▶ [EXTRACTED RECORDS]:
........

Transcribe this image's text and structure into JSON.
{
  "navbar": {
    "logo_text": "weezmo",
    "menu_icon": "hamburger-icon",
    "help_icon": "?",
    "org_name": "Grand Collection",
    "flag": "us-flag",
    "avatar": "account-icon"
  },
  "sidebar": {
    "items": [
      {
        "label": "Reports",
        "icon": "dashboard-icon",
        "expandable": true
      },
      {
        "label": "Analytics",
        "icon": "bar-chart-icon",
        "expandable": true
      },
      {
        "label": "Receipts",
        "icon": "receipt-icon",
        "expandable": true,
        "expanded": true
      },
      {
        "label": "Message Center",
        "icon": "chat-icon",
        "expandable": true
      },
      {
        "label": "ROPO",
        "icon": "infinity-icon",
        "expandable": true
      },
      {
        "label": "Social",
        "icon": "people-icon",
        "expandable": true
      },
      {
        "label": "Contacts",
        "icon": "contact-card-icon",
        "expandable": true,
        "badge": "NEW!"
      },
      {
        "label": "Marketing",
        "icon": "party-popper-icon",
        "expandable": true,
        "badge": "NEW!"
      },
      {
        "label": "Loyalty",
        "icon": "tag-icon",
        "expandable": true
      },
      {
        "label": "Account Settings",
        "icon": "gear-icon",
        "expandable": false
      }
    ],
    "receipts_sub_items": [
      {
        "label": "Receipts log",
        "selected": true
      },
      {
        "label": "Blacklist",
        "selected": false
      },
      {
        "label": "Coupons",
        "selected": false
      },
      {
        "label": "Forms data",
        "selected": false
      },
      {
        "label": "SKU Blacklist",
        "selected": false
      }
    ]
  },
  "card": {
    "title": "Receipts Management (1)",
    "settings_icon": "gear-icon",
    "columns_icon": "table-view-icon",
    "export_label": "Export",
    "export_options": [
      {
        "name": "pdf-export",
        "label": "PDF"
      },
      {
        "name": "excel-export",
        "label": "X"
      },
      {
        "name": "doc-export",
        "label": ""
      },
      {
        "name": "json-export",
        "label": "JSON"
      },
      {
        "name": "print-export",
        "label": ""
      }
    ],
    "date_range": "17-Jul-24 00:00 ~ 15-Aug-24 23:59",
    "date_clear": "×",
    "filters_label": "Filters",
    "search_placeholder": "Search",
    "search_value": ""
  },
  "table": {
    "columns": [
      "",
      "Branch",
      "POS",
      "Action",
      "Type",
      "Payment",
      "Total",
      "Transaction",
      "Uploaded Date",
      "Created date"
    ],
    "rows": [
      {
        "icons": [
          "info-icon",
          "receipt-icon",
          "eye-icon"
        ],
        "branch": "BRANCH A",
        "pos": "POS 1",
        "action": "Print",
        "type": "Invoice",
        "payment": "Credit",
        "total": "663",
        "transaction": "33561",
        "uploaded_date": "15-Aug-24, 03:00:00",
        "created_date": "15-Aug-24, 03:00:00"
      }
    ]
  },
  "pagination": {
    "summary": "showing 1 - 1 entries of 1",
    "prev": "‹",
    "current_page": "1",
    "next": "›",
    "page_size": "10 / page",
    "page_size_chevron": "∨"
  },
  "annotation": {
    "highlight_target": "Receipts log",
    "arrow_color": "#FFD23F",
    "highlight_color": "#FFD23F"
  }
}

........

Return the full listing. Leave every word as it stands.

▶ [OUTPUT BELOW]:
Transcribe this image's text and structure into JSON.
{
  "navbar": {
    "logo_text": "weezmo",
    "menu_icon": "hamburger-icon",
    "help_icon": "?",
    "org_name": "Grand Collection",
    "flag": "us-flag",
    "avatar": "account-icon"
  },
  "sidebar": {
    "items": [
      {
        "label": "Reports",
        "icon": "dashboard-icon",
        "expandable": true
      },
      {
        "label": "Analytics",
        "icon": "bar-chart-icon",
        "expandable": true
      },
      {
        "label": "Receipts",
        "icon": "receipt-icon",
        "expandable": true,
        "expanded": true
      },
      {
        "label": "Message Center",
        "icon": "chat-icon",
        "expandable": true
      },
      {
        "label": "ROPO",
        "icon": "infinity-icon",
        "expandable": true
      },
      {
        "label": "Social",
        "icon": "people-icon",
        "expandable": true
      },
      {
        "label": "Contacts",
        "icon": "contact-card-icon",
        "expandable": true,
        "badge": "NEW!"
      },
      {
        "label": "Marketing",
        "icon": "party-popper-icon",
        "expandable": true,
        "badge": "NEW!"
      },
      {
        "label": "Loyalty",
        "icon": "tag-icon",
        "expandable": true
      },
      {
        "label": "Account Settings",
        "icon": "gear-icon",
        "expandable": false
      }
    ],
    "receipts_sub_items": [
      {
        "label": "Receipts log",
        "selected": true
      },
      {
        "label": "Blacklist",
        "selected": false
      },
      {
        "label": "Coupons",
        "selected": false
      },
      {
        "label": "Forms data",
        "selected": false
      },
      {
        "label": "SKU Blacklist",
        "selected": false
      }
    ]
  },
  "card": {
    "title": "Receipts Management (1)",
    "settings_icon": "gear-icon",
    "columns_icon": "table-view-icon",
    "export_label": "Export",
    "export_options": [
      {
        "name": "pdf-export",
        "label": "PDF"
      },
      {
        "name": "excel-export",
        "label": "X"
      },
      {
        "name": "doc-export",
        "label": ""
      },
      {
        "name": "json-export",
        "label": "JSON"
      },
      {
        "name": "print-export",
        "label": ""
      }
    ],
    "date_range": "17-Jul-24 00:00 ~ 15-Aug-24 23:59",
    "date_clear": "×",
    "filters_label": "Filters",
    "search_placeholder": "Search",
    "search_value": ""
  },
  "table": {
    "columns": [
      "",
      "Branch",
      "POS",
      "Action",
      "Type",
      "Payment",
      "Total",
      "Transaction",
      "Uploaded Date",
      "Created date"
    ],
    "rows": [
      {
        "icons": [
          "info-icon",
          "receipt-icon",
          "eye-icon"
        ],
        "branch": "BRANCH A",
        "pos": "POS 1",
        "action": "Print",
        "type": "Invoice",
        "payment": "Credit",
        "total": "663",
        "transaction": "33561",
        "uploaded_date": "15-Aug-24, 03:00:00",
        "created_date": "15-Aug-24, 03:00:00"
      }
    ]
  },
  "pagination": {
    "summary": "showing 1 - 1 entries of 1",
    "prev": "‹",
    "current_page": "1",
    "next": "›",
    "page_size": "10 / page",
    "page_size_chevron": "∨"
  },
  "annotation": {
    "highlight_target": "Receipts log",
    "arrow_color": "#FFD23F",
    "highlight_color": "#FFD23F"
  }
}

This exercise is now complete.